Defend Colorado Now organizer Fred Elbel conceded the amendment would have little fiscal impact if passed because the federal government requires the state to pay for K-12 education and emergency care for all residents.
Proponents claim that most of their alleged costs of illegal immigration involve federally mandated K-12 education for children of undocumented immigrant mothers, who may themselves be U.S. citizens, Medicaid, also federally mandated for emergency services and about half of which they claim is for births to children who are, of course, U.S. citizens the moment that they are born, and prison costs, which they don't plan to discontinue.
One expense that might be erased outright was "paying for the births of illegal aliens" through Medicaid - not an emergency procedure in his opinion, [John] Andrews said.
So, the main impact that proponents would like to see is to have poor immigrant mothers have home births without medical assistance. Thus, we can know that, at least, we saved $5,000 (the cost of a typical delivery) that might have benefitted an illegal alien, when we are paying $12,000 a year for life (the average Medicaid cost of covering a disabled person) for health care for an American child who developed lifetime disabilities as a consequence of complications of pregnancy, instead of $1,500 a year (the average Medicaid cost of covering a healthy child), until the child grows up and gets a job that provides health insurance.
The proponents make no effort to assess taxes paid by undocumented immigrants. This is probably because they would discover that illegal immigrants still pay taxes.
“[E]very empirical study of illegals’ economic impact demonstrates the opposite . . . undocumenteds actually contribute more to public coffers in taxes than they cost in social services.” . . . each year undocumented immigrants add billions of dollars in sales, excise, property, income and payroll taxes, including Social Security, Medicare and unemployment taxes, to federal, state and local coffers. Hundreds of thousands of undocumented immigrants go out of their way to file annual federal and state income tax returns.
Yet undocumented immigrants are barred from almost all government benefits, including food stamps, Temporary Assistance for Needy Families, Medicaid, federal housing programs, Supplemental Security Income, Unemployment Insurance, Social Security, Medicare, and the earned income tax credit (EITC). Generally, the only benefits federally required for undocumented immigrants are emergency medical care, subject to financial and category eligibility, and elementary and secondary public education.

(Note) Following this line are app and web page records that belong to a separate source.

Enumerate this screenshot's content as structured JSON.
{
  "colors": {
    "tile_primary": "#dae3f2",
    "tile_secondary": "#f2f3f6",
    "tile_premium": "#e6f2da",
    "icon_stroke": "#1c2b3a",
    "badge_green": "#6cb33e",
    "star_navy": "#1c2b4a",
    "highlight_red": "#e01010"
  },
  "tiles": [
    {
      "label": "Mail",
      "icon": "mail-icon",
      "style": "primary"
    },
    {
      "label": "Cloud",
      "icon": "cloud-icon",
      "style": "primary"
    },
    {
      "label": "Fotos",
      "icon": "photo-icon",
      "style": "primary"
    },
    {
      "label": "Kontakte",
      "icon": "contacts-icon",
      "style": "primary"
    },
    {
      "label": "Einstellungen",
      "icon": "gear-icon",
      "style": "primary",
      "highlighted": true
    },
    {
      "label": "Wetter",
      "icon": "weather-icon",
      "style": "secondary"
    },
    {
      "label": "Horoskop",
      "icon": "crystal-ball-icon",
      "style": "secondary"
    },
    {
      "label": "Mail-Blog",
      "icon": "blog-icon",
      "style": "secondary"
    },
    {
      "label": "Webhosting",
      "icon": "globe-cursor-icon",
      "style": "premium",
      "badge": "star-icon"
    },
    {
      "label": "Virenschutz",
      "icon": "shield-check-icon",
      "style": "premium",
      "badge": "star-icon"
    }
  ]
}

There is certainly no indication that undocumented immigrants are not paying non-income and payroll related taxes, which are the sole sources of tax revenue for local governments in Colorado, and a significant source of funding for the state government in Colorado. For example, almost all state and local funds for roads in Colorado come from gasoline taxes, sales taxes and property taxes.

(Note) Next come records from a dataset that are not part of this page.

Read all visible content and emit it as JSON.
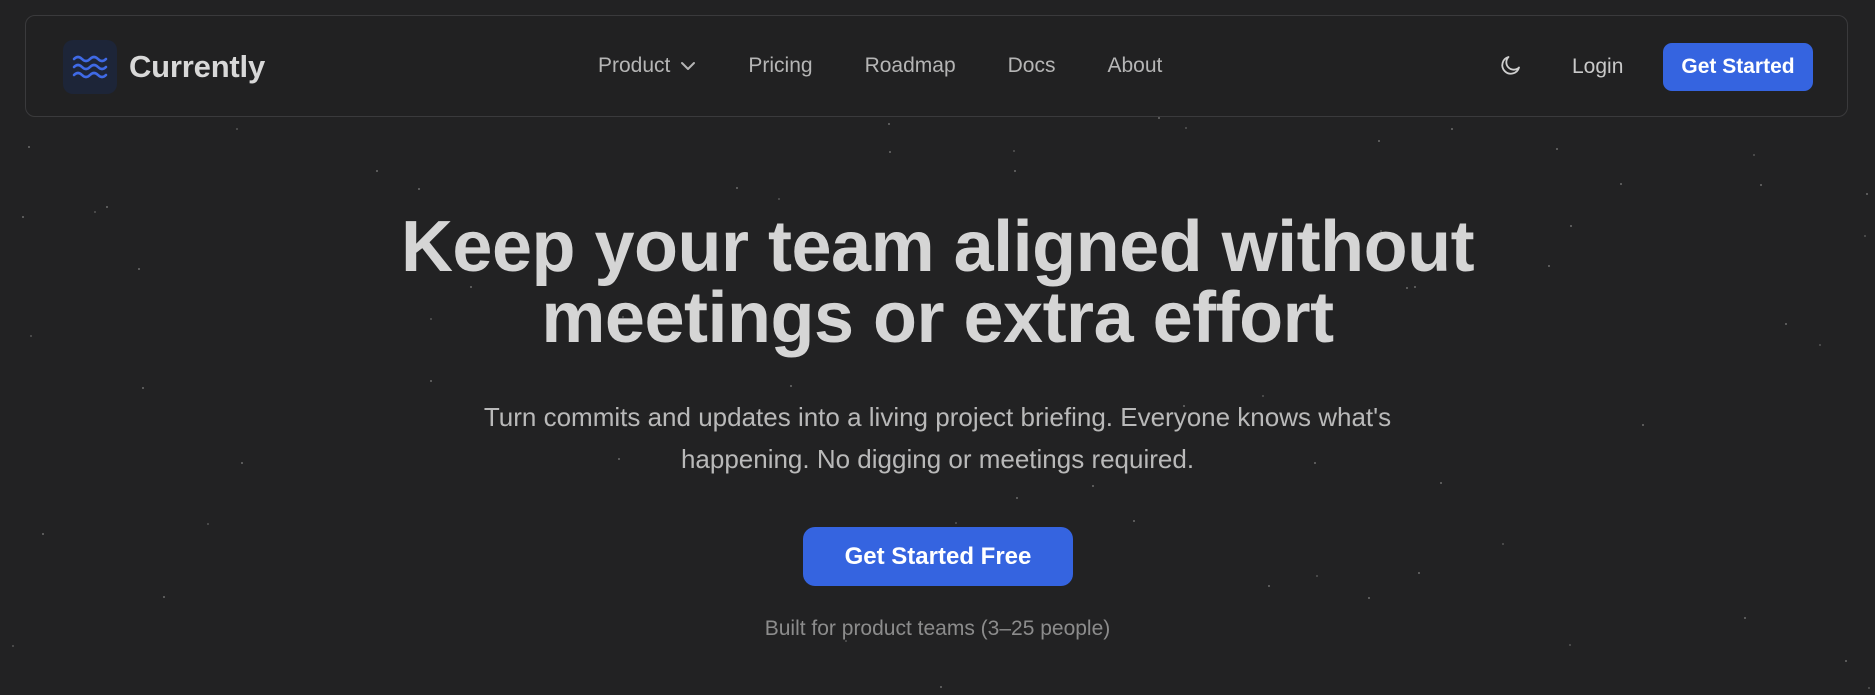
{
  "brand": {
    "name": "Currently",
    "logo_icon": "waves-icon"
  },
  "nav": {
    "links": [
      {
        "label": "Product",
        "has_dropdown": true
      },
      {
        "label": "Pricing"
      },
      {
        "label": "Roadmap"
      },
      {
        "label": "Docs"
      },
      {
        "label": "About"
      }
    ],
    "theme_toggle_icon": "moon-icon",
    "login_label": "Login",
    "cta_label": "Get Started"
  },
  "hero": {
    "title_line1": "Keep your team aligned without",
    "title_line2": "meetings or extra effort",
    "subtitle_line1": "Turn commits and updates into a living project briefing. Everyone knows what's",
    "subtitle_line2": "happening. No digging or meetings required.",
    "cta_label": "Get Started Free",
    "note": "Built for product teams (3–25 people)"
  },
  "colors": {
    "background": "#222223",
    "accent": "#3564e0",
    "text_primary": "#d5d5d5",
    "text_secondary": "#b9b9b9",
    "text_muted": "#8c8c8c"
  }
}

According to the Colorado Department of Revenue (on the 2005 Colorado Individual Income Tax Guide), the average household with an adjusted family money income of $20,000-$30,000 pays $1,681 a year in state and local taxes other than state income taxes, and the average household with an adjusted family money income of $30,000-$40,000 pays $2,060 a year in state and local taxes other than state income taxes. The average state income taxes in those income ranges are $524 and $822 a year, respectively, a number that itself depends on family size. If the average undocumented immigrant family is larger than the average family in Colorado, the amount of state income taxes owed would be less. If the average undocmented immigrant family is smaller than the average family in Colorado, the amount of state income taxes owed would be more.
Also, even if undocumented workers aren't paying Social Security and Medicare taxes (and while some are, often with false or borrowed social security numbers, many are paid under the table and don't), they also aren't getting that benefits that are paid for with those taxes. Undocumented workers also make very little use of state higher education (and often do so at out of state student rates, if at all), even though this is one of the many purposes for which state general fund dollars are used.
Enforcing Initiative 55 would cost money as well, despite the fact that it would result in little or no additional revenues for governments. Do we really want to spend the money, for example, to have librarians across the state conducting citizenship tests for every patron prior to issuing library cards and everyone who simply wants to sit in the library and read books, for what is a free service in any case? Should bus drivers demand proof of citizenship when riders seek to pay a cash fare for their trip across town? And, if they don't, do we really want to spend the money to have the state defend a lawsuit from some Tom Tancredo clone insisting that they do?
Initiative 55 is a bad bill that even the proponents agree won't save Colorado money.